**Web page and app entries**
---+---

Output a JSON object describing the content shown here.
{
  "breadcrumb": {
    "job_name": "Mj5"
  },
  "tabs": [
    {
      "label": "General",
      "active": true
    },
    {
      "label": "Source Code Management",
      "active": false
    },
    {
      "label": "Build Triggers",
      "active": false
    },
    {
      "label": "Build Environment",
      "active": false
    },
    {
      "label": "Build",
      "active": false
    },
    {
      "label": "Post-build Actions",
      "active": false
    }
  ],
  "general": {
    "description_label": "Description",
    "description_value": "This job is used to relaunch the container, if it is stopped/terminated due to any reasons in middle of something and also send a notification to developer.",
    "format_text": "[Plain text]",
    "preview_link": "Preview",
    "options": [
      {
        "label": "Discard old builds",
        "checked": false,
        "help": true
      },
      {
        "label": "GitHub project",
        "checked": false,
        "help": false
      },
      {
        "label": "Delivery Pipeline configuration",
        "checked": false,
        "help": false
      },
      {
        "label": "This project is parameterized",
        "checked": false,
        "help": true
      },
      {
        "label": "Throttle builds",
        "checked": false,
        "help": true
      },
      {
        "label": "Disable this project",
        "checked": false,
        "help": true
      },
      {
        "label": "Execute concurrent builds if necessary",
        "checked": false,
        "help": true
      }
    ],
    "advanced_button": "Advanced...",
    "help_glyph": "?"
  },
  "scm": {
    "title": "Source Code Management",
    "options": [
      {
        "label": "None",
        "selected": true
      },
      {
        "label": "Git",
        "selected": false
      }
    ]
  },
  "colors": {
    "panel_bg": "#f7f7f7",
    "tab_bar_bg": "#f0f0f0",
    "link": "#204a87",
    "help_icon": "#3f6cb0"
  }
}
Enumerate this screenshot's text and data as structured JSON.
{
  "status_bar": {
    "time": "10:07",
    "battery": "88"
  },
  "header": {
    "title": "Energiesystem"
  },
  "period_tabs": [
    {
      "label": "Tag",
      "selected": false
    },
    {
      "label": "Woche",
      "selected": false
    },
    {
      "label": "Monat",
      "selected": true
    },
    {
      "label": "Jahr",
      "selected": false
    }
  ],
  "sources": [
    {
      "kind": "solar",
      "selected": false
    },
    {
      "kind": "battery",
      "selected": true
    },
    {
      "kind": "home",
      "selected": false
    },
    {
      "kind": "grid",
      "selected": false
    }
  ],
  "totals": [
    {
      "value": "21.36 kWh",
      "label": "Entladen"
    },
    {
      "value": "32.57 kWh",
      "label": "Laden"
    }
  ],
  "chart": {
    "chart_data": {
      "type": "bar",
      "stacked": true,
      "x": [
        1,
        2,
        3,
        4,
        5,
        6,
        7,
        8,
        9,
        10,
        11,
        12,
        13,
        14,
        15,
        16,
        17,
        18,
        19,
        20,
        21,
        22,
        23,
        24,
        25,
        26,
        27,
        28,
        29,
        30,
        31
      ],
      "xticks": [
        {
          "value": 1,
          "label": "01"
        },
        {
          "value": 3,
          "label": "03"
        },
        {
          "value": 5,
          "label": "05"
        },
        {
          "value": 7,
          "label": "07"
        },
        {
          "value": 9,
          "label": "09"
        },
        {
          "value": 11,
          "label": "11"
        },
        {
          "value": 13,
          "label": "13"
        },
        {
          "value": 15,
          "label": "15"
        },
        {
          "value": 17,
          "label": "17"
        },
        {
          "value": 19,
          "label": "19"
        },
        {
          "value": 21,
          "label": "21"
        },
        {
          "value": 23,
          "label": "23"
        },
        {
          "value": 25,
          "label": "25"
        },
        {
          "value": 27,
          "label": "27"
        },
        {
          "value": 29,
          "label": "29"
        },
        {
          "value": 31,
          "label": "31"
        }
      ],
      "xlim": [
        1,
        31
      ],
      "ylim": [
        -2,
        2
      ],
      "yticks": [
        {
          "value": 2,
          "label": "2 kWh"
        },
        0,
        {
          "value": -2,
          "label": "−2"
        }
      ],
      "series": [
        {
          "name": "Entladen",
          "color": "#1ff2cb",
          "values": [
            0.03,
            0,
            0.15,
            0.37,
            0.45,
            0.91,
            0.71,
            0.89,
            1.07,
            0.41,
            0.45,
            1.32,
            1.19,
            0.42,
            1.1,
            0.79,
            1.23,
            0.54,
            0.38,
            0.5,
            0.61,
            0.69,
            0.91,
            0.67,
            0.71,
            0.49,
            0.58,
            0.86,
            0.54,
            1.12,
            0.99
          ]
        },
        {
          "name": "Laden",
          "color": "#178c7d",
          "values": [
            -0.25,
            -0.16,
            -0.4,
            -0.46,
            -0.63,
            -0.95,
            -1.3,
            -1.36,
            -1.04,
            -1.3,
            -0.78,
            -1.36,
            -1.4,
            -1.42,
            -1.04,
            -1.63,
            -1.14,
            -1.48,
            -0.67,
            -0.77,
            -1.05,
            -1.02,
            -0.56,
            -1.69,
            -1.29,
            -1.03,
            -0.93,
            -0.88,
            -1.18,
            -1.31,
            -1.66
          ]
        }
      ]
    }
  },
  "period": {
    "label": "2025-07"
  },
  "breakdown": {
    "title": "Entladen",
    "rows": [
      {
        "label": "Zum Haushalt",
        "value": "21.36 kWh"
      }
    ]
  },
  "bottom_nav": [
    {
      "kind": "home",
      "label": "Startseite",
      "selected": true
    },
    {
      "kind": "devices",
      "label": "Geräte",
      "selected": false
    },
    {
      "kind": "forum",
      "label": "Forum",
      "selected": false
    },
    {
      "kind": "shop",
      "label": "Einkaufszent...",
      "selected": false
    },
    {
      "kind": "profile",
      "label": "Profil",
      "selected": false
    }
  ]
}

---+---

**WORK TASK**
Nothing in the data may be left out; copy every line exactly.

**SOLVED PROBLEM**
Output a JSON object describing the content shown here.
{
  "breadcrumb": {
    "job_name": "Mj5"
  },
  "tabs": [
    {
      "label": "General",
      "active": true
    },
    {
      "label": "Source Code Management",
      "active": false
    },
    {
      "label": "Build Triggers",
      "active": false
    },
    {
      "label": "Build Environment",
      "active": false
    },
    {
      "label": "Build",
      "active": false
    },
    {
      "label": "Post-build Actions",
      "active": false
    }
  ],
  "general": {
    "description_label": "Description",
    "description_value": "This job is used to relaunch the container, if it is stopped/terminated due to any reasons in middle of something and also send a notification to developer.",
    "format_text": "[Plain text]",
    "preview_link": "Preview",
    "options": [
      {
        "label": "Discard old builds",
        "checked": false,
        "help": true
      },
      {
        "label": "GitHub project",
        "checked": false,
        "help": false
      },
      {
        "label": "Delivery Pipeline configuration",
        "checked": false,
        "help": false
      },
      {
        "label": "This project is parameterized",
        "checked": false,
        "help": true
      },
      {
        "label": "Throttle builds",
        "checked": false,
        "help": true
      },
      {
        "label": "Disable this project",
        "checked": false,
        "help": true
      },
      {
        "label": "Execute concurrent builds if necessary",
        "checked": false,
        "help": true
      }
    ],
    "advanced_button": "Advanced...",
    "help_glyph": "?"
  },
  "scm": {
    "title": "Source Code Management",
    "options": [
      {
        "label": "None",
        "selected": true
      },
      {
        "label": "Git",
        "selected": false
      }
    ]
  },
  "colors": {
    "panel_bg": "#f7f7f7",
    "tab_bar_bg": "#f0f0f0",
    "link": "#204a87",
    "help_icon": "#3f6cb0"
  }
}
Enumerate this screenshot's text and data as structured JSON.
{
  "status_bar": {
    "time": "10:07",
    "battery": "88"
  },
  "header": {
    "title": "Energiesystem"
  },
  "period_tabs": [
    {
      "label": "Tag",
      "selected": false
    },
    {
      "label": "Woche",
      "selected": false
    },
    {
      "label": "Monat",
      "selected": true
    },
    {
      "label": "Jahr",
      "selected": false
    }
  ],
  "sources": [
    {
      "kind": "solar",
      "selected": false
    },
    {
      "kind": "battery",
      "selected": true
    },
    {
      "kind": "home",
      "selected": false
    },
    {
      "kind": "grid",
      "selected": false
    }
  ],
  "totals": [
    {
      "value": "21.36 kWh",
      "label": "Entladen"
    },
    {
      "value": "32.57 kWh",
      "label": "Laden"
    }
  ],
  "chart": {
    "chart_data": {
      "type": "bar",
      "stacked": true,
      "x": [
        1,
        2,
        3,
        4,
        5,
        6,
        7,
        8,
        9,
        10,
        11,
        12,
        13,
        14,
        15,
        16,
        17,
        18,
        19,
        20,
        21,
        22,
        23,
        24,
        25,
        26,
        27,
        28,
        29,
        30,
        31
      ],
      "xticks": [
        {
          "value": 1,
          "label": "01"
        },
        {
          "value": 3,
          "label": "03"
        },
        {
          "value": 5,
          "label": "05"
        },
        {
          "value": 7,
          "label": "07"
        },
        {
          "value": 9,
          "label": "09"
        },
        {
          "value": 11,
          "label": "11"
        },
        {
          "value": 13,
          "label": "13"
        },
        {
          "value": 15,
          "label": "15"
        },
        {
          "value": 17,
          "label": "17"
        },
        {
          "value": 19,
          "label": "19"
        },
        {
          "value": 21,
          "label": "21"
        },
        {
          "value": 23,
          "label": "23"
        },
        {
          "value": 25,
          "label": "25"
        },
        {
          "value": 27,
          "label": "27"
        },
        {
          "value": 29,
          "label": "29"
        },
        {
          "value": 31,
          "label": "31"
        }
      ],
      "xlim": [
        1,
        31
      ],
      "ylim": [
        -2,
        2
      ],
      "yticks": [
        {
          "value": 2,
          "label": "2 kWh"
        },
        0,
        {
          "value": -2,
          "label": "−2"
        }
      ],
      "series": [
        {
          "name": "Entladen",
          "color": "#1ff2cb",
          "values": [
            0.03,
            0,
            0.15,
            0.37,
            0.45,
            0.91,
            0.71,
            0.89,
            1.07,
            0.41,
            0.45,
            1.32,
            1.19,
            0.42,
            1.1,
            0.79,
            1.23,
            0.54,
            0.38,
            0.5,
            0.61,
            0.69,
            0.91,
            0.67,
            0.71,
            0.49,
            0.58,
            0.86,
            0.54,
            1.12,
            0.99
          ]
        },
        {
          "name": "Laden",
          "color": "#178c7d",
          "values": [
            -0.25,
            -0.16,
            -0.4,
            -0.46,
            -0.63,
            -0.95,
            -1.3,
            -1.36,
            -1.04,
            -1.3,
            -0.78,
            -1.36,
            -1.4,
            -1.42,
            -1.04,
            -1.63,
            -1.14,
            -1.48,
            -0.67,
            -0.77,
            -1.05,
            -1.02,
            -0.56,
            -1.69,
            -1.29,
            -1.03,
            -0.93,
            -0.88,
            -1.18,
            -1.31,
            -1.66
          ]
        }
      ]
    }
  },
  "period": {
    "label": "2025-07"
  },
  "breakdown": {
    "title": "Entladen",
    "rows": [
      {
        "label": "Zum Haushalt",
        "value": "21.36 kWh"
      }
    ]
  },
  "bottom_nav": [
    {
      "kind": "home",
      "label": "Startseite",
      "selected": true
    },
    {
      "kind": "devices",
      "label": "Geräte",
      "selected": false
    },
    {
      "kind": "forum",
      "label": "Forum",
      "selected": false
    },
    {
      "kind": "shop",
      "label": "Einkaufszent...",
      "selected": false
    },
    {
      "kind": "profile",
      "label": "Profil",
      "selected": false
    }
  ]
}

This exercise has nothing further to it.